Background: In response to nonspecific inflammatory stimuli, circulating monocytes produce several cytokines that regulate the expression of liver acute phase protein genes. Patients with alcoholic liver disease have several manifestations of the acute phase response, including elevated serum levels of interleukin (IL)-1 (IL-1), IL-6 and tumor necrosis factor-alpha (TNF-alpha). However, the role of the acute phase response on liver fibrogenesis has not been explored.
Experimental design: In this communication we report experiments performed to investigate whether turpentine, an acute phase response inducer in rats has any effect on alpha 1 (I) procollagen gene expression in the liver. We also investigated which of the cytokines is responsible for the turpentine effect and whether IL-6 and TNF-alpha had an effect on alpha 1 (I) procollagen mRNA expression by liver fat-storing cells (FSC).

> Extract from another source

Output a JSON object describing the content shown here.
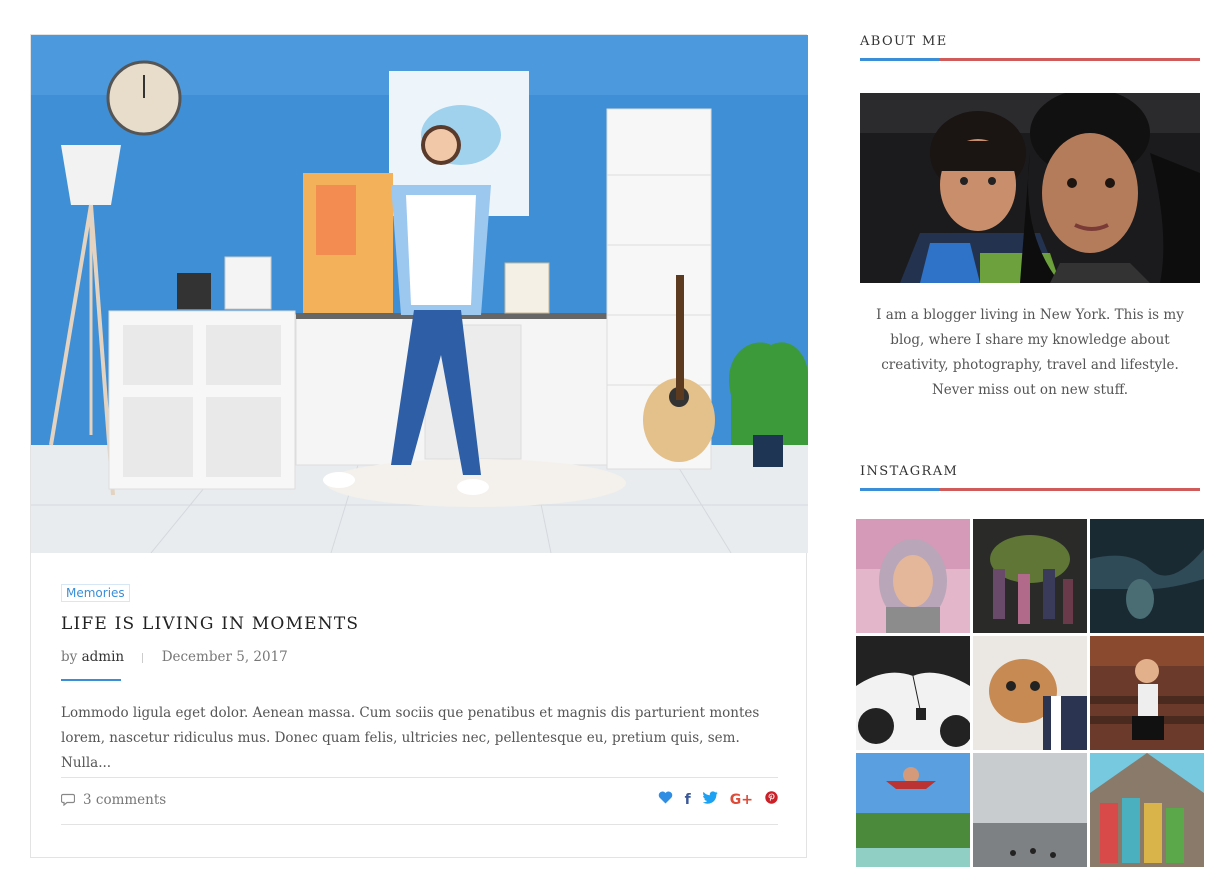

Results: We show that alpha 1 (I) procollagen mRNA is increased in livers of turpentine-treated rats, and that an antibody to IL-6 as well as colchicine inhibit this effect. We also show that rIL-6 induces the expression of alpha 1 (I) procollagen mRNA in cultured FSC but not in hepatocytes. We demonstrated that the IL-6 effect is a transcriptional event that requires "de novo" protein synthesis. In addition to its effect on collagen gene expression, rIL-6 also stimulates expression of transforming growth factor-beta and fibronectin mRNAs. TNF-alpha inhibits alpha 1 (I) procollagen expression in FSC by 24 to 48 hours. However, TNF-alpha induces a transient expression of alpha 1 (I) procollagen mRNA by 2 to 3 hours. This increase is preceded by the induction of IL-6 mRNA.
Conclusions: We conclude that IL-6 produced during the acute phase response, alone or in conjunction with other cytokines, could play an important role in liver fibrogenesis by inducing the expression of collagen, fibronectin, and transforming growth factor-beta mRNAs in FSC.